“First: Look through all 265,000 logos in the LogoLounge library and see what other graphic designers have done before. It keeps you from creating doubles, and from following an idea that already exists. Second: Look at the logos of companies like Nike, Apple, Mercedes Benz, CocaCola, and ask yourself ‘What makes these logos so good?’ And third: If your design colleagues all go right, then take the road to the left! Creating good logos has nothing to do with following trends or copying the styles and ideas of others.”

Aaron Draplin

“Zoom in, then zoom back out. Look for things meshing or problematic areas. … Just that quick. It’s a privilege to do this. One year before I got into this game, people were taking photos of logos with Photostat cameras and shit, waiting four days just to see how their logos looked. Just zoom out for a second on your screen! And then, adjust accordingly.”

Su Mathews Hale

“Do a lot of research to get grounded. It’s your job as a designer to understand the business. Keep your audience/customer top of mind. Sketch in black and white first; it’s easier to see if an idea is strong without added bells and whistles of color and gradients. Ask yourself ‘What’s the idea?’ Test the strength of the logo in the environment in which it will live—you will rarely see a logo on a white piece of paper without any other context.”

Felix Sockwell

“Start with pencil to paper, and don’t hop on the computer right away. Get the problem solved before you start executing it. Do more typographic research and use typefaces that are historically correct.”

Yo Santosa

“Don’t try to tell the entire brand story in a logo. The simpler the shape, the more memorable it becomes.”

Von Glitschka

“The common denominator in a great logo is a core concept—a great idea encapsulating distinct meaning in a fun and clever way that is executed with impeccable craftsmanship to bring it to life. Many have good ideas, but fell a bit short on the build end of the design equation. Then there are a lot of precisely crafted logos that are just shallow in meaning—they aren’t bad, they just lack soul. Idea plus craftsmanship—both are needed to be successful with brand-centric design, but doing so isn’t always easy.”

Alex Tass

“A successful logo may mean many things, but I would say to always try your best, try to be unique, try to be clever, try to reach that ‘wow’ effect.”

Emily Oberman

“Strive for clarity, simplicity and a little bit of wit.”

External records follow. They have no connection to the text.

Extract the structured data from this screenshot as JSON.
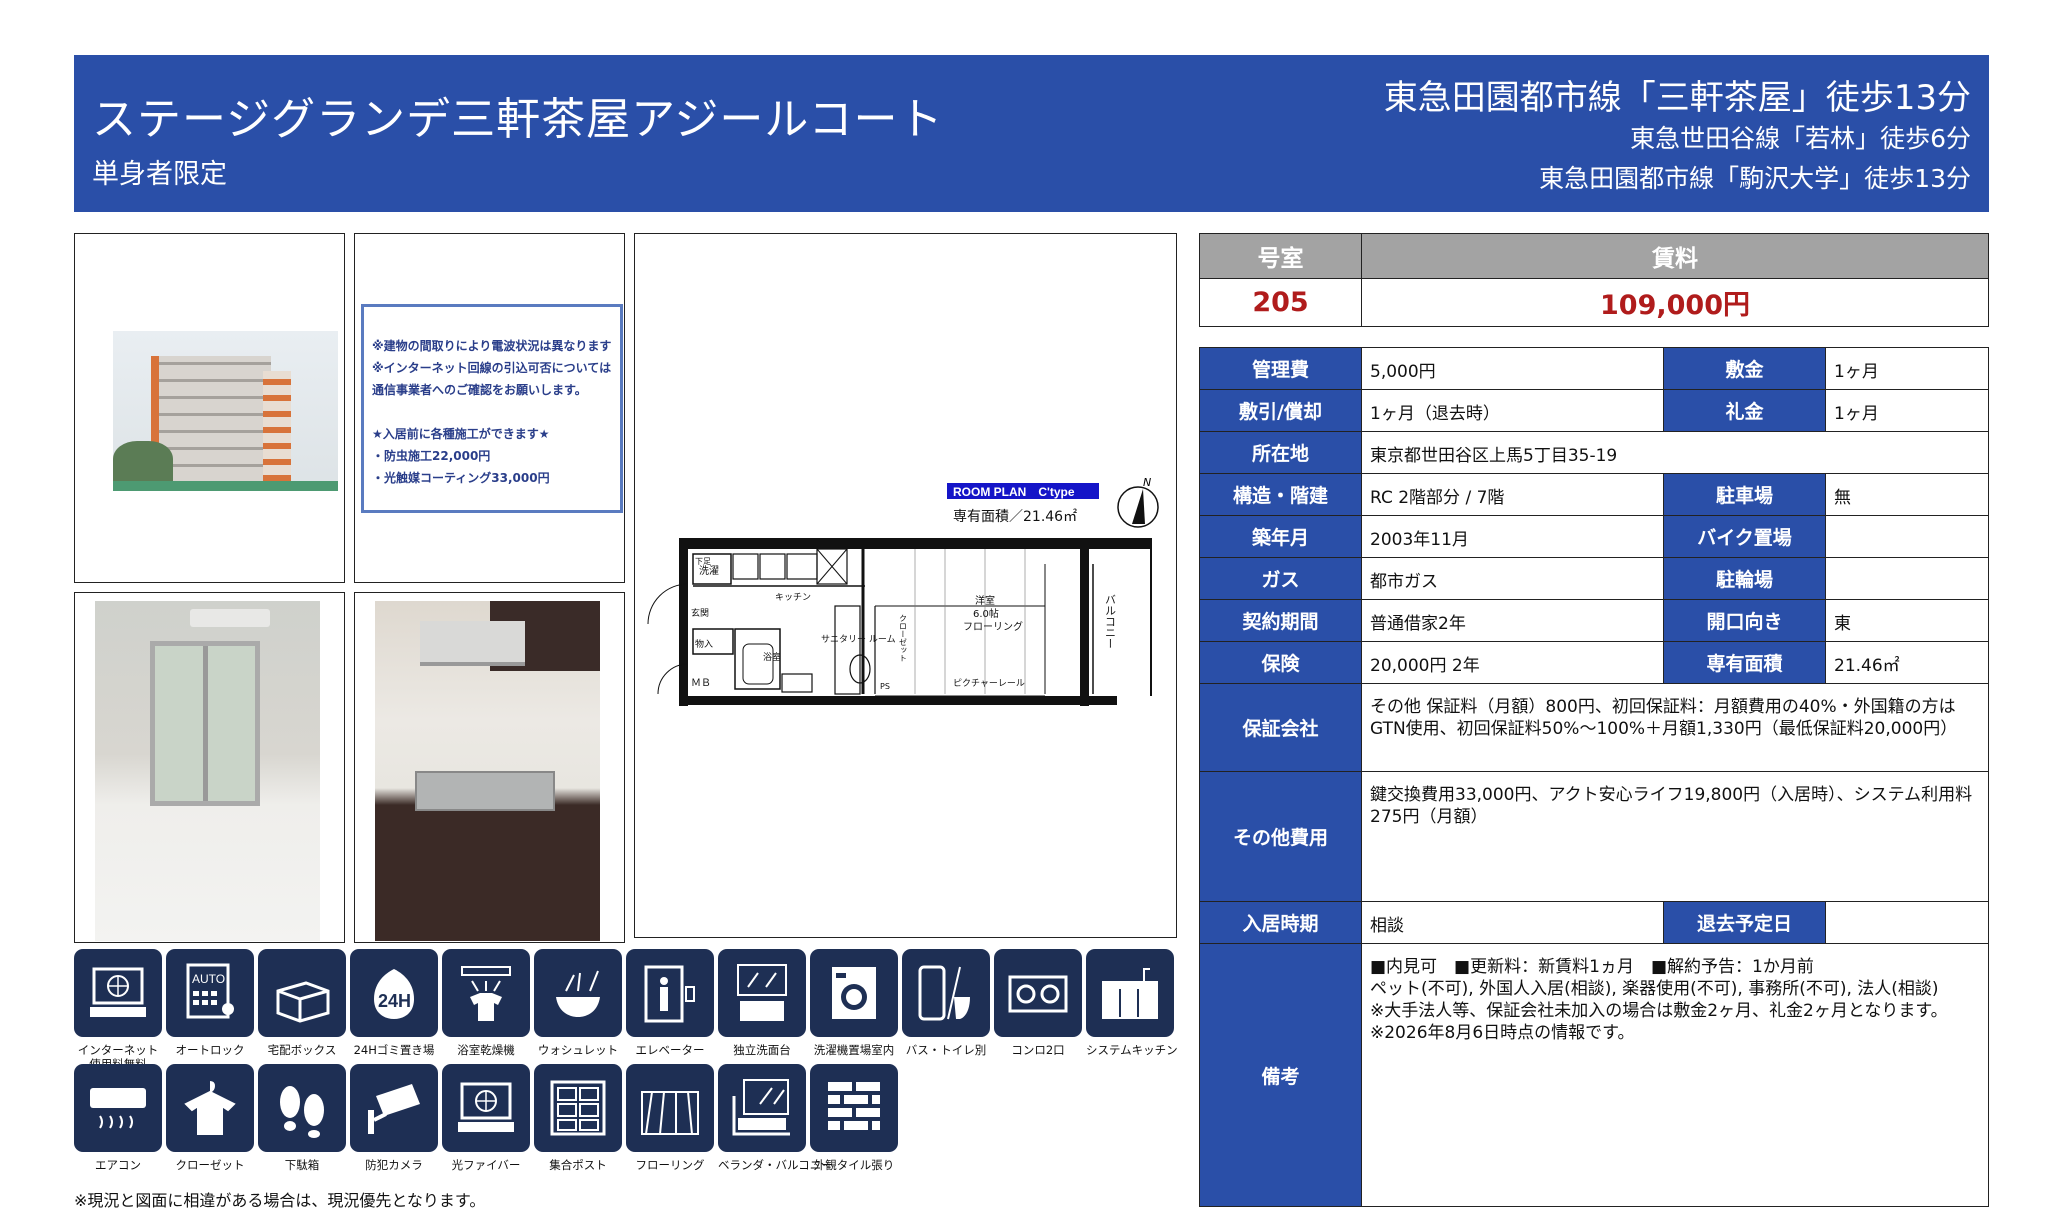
{
  "header": {
    "property_name": "ステージグランデ三軒茶屋アジールコート",
    "subtitle": "単身者限定",
    "station_main": "東急田園都市線「三軒茶屋」徒歩13分",
    "station_2": "東急世田谷線「若林」徒歩6分",
    "station_3": "東急田園都市線「駒沢大学」徒歩13分"
  },
  "notice": {
    "lines": [
      "※建物の間取りにより電波状況は異なります",
      "※インターネット回線の引込可否については",
      "通信事業者へのご確認をお願いします。",
      "",
      "★入居前に各種施工ができます★",
      "・防虫施工22,000円",
      "・光触媒コーティング33,000円"
    ]
  },
  "floorplan": {
    "plan_label": "ROOM PLAN　C'type",
    "area_label": "専有面積／21.46㎡",
    "north": "N",
    "rooms": {
      "washer": "洗濯",
      "kitchen": "キッチン",
      "entrance": "玄関",
      "storage": "物入",
      "bath": "浴室",
      "sanitary": "サニタリー\nルーム",
      "closet": "クローゼット",
      "western": "洋室",
      "size": "6.0帖",
      "flooring": "フローリング",
      "balcony": "バルコニー",
      "rail": "ピクチャーレール",
      "mb": "ＭＢ",
      "ps": "PS",
      "shoe": "下足"
    }
  },
  "price": {
    "room_label": "号室",
    "rent_label": "賃料",
    "room": "205",
    "rent": "109,000円"
  },
  "details": {
    "kanrihi_label": "管理費",
    "kanrihi": "5,000円",
    "shikikin_label": "敷金",
    "shikikin": "1ヶ月",
    "shikibiki_label": "敷引/償却",
    "shikibiki": "1ヶ月（退去時）",
    "reikin_label": "礼金",
    "reikin": "1ヶ月",
    "address_label": "所在地",
    "address": "東京都世田谷区上馬5丁目35-19",
    "structure_label": "構造・階建",
    "structure": "RC 2階部分 / 7階",
    "parking_label": "駐車場",
    "parking": "無",
    "built_label": "築年月",
    "built": "2003年11月",
    "bike_label": "バイク置場",
    "bike": "",
    "gas_label": "ガス",
    "gas": "都市ガス",
    "bicycle_label": "駐輪場",
    "bicycle": "",
    "contract_label": "契約期間",
    "contract": "普通借家2年",
    "direction_label": "開口向き",
    "direction": "東",
    "insurance_label": "保険",
    "insurance": "20,000円 2年",
    "area_label": "専有面積",
    "area": "21.46㎡",
    "guarantor_label": "保証会社",
    "guarantor_1": "その他 保証料（月額）800円、初回保証料：月額費用の40%・外国籍の方は",
    "guarantor_2": "GTN使用、初回保証料50%～100%＋月額1,330円（最低保証料20,000円）",
    "other_label": "その他費用",
    "other_1": "鍵交換費用33,000円、アクト安心ライフ19,800円（入居時）、システム利用料",
    "other_2": "275円（月額）",
    "movein_label": "入居時期",
    "movein": "相談",
    "moveout_label": "退去予定日",
    "moveout": "",
    "remarks_label": "備考",
    "remarks_1": "■内見可　■更新料：新賃料1ヵ月　■解約予告：1か月前",
    "remarks_2": "ペット(不可), 外国人入居(相談), 楽器使用(不可), 事務所(不可), 法人(相談)",
    "remarks_3": "※大手法人等、保証会社未加入の場合は敷金2ヶ月、礼金2ヶ月となります。",
    "remarks_4": "※2026年8月6日時点の情報です。"
  },
  "amenities": {
    "row1": [
      {
        "label": "インターネット\n使用料無料",
        "icon": "internet-icon"
      },
      {
        "label": "オートロック",
        "icon": "autolock-icon"
      },
      {
        "label": "宅配ボックス",
        "icon": "delivery-box-icon"
      },
      {
        "label": "24Hゴミ置き場",
        "icon": "garbage-24h-icon"
      },
      {
        "label": "浴室乾燥機",
        "icon": "bath-dryer-icon"
      },
      {
        "label": "ウォシュレット",
        "icon": "washlet-icon"
      },
      {
        "label": "エレベーター",
        "icon": "elevator-icon"
      },
      {
        "label": "独立洗面台",
        "icon": "vanity-icon"
      },
      {
        "label": "洗濯機置場室内",
        "icon": "washing-machine-icon"
      },
      {
        "label": "バス・トイレ別",
        "icon": "bath-toilet-icon"
      },
      {
        "label": "コンロ2口",
        "icon": "stove-icon"
      },
      {
        "label": "システムキッチン",
        "icon": "kitchen-icon"
      }
    ],
    "row2": [
      {
        "label": "エアコン",
        "icon": "air-conditioner-icon"
      },
      {
        "label": "クローゼット",
        "icon": "closet-icon"
      },
      {
        "label": "下駄箱",
        "icon": "shoe-box-icon"
      },
      {
        "label": "防犯カメラ",
        "icon": "camera-icon"
      },
      {
        "label": "光ファイバー",
        "icon": "fiber-icon"
      },
      {
        "label": "集合ポスト",
        "icon": "mailbox-icon"
      },
      {
        "label": "フローリング",
        "icon": "flooring-icon"
      },
      {
        "label": "ベランダ・バルコニー",
        "icon": "balcony-icon"
      },
      {
        "label": "外観タイル張り",
        "icon": "tile-icon"
      }
    ]
  },
  "footer": "※現況と図面に相違がある場合は、現況優先となります。"
}
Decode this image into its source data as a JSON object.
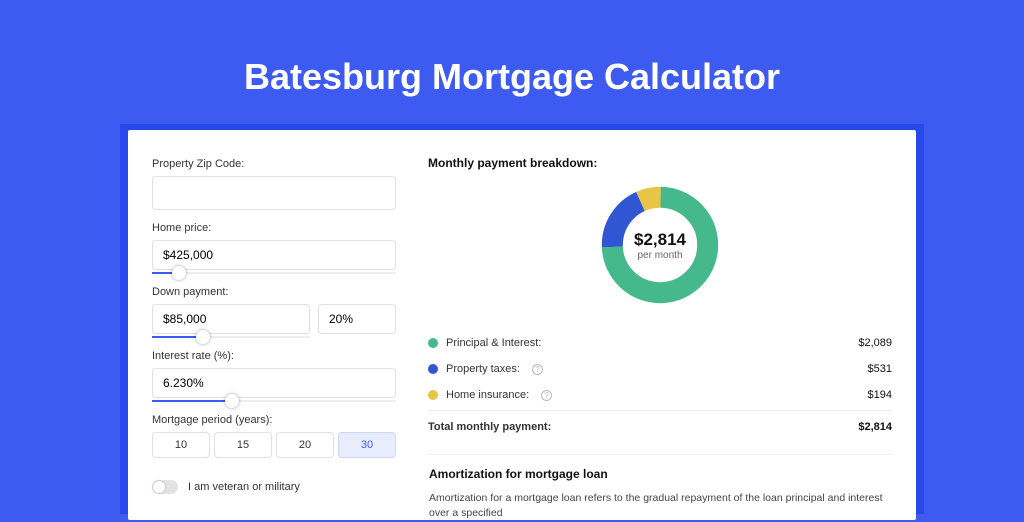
{
  "title": "Batesburg Mortgage Calculator",
  "form": {
    "zip_label": "Property Zip Code:",
    "zip_value": "",
    "home_label": "Home price:",
    "home_value": "$425,000",
    "down_label": "Down payment:",
    "down_amount": "$85,000",
    "down_pct": "20%",
    "rate_label": "Interest rate (%):",
    "rate_value": "6.230%",
    "period_label": "Mortgage period (years):",
    "period_options": [
      "10",
      "15",
      "20",
      "30"
    ],
    "period_selected": "30",
    "veteran_label": "I am veteran or military"
  },
  "breakdown": {
    "title": "Monthly payment breakdown:",
    "center_amount": "$2,814",
    "center_sub": "per month",
    "items": [
      {
        "label": "Principal & Interest:",
        "value": "$2,089",
        "color": "green"
      },
      {
        "label": "Property taxes:",
        "value": "$531",
        "color": "blue",
        "info": true
      },
      {
        "label": "Home insurance:",
        "value": "$194",
        "color": "yellow",
        "info": true
      }
    ],
    "total_label": "Total monthly payment:",
    "total_value": "$2,814"
  },
  "amort": {
    "title": "Amortization for mortgage loan",
    "text": "Amortization for a mortgage loan refers to the gradual repayment of the loan principal and interest over a specified"
  },
  "chart_data": {
    "type": "pie",
    "title": "Monthly payment breakdown",
    "series": [
      {
        "name": "Principal & Interest",
        "value": 2089,
        "color": "#46b98c"
      },
      {
        "name": "Property taxes",
        "value": 531,
        "color": "#3056d3"
      },
      {
        "name": "Home insurance",
        "value": 194,
        "color": "#e8c547"
      }
    ],
    "total": 2814,
    "unit": "USD per month"
  }
}
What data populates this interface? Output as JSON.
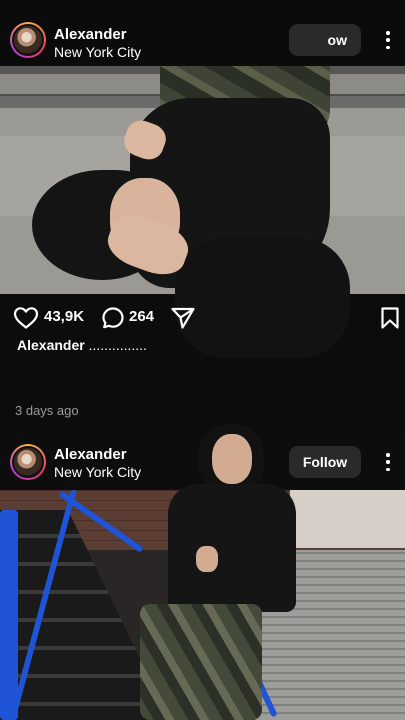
{
  "posts": [
    {
      "user": {
        "name": "Alexander",
        "location": "New York City"
      },
      "follow_label": "ow",
      "actions": {
        "likes": "43,9K",
        "comments": "264"
      },
      "caption": {
        "user": "Alexander",
        "text": " ..............."
      },
      "timestamp": "3 days ago"
    },
    {
      "user": {
        "name": "Alexander",
        "location": "New York City"
      },
      "follow_label": "Follow"
    }
  ]
}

Chad Michael

“Don’t recreate anything you see others doing unless you are evolving it to make it your own. Be daring and take risks. Remember, great logos tell a story.”

Read the original article here.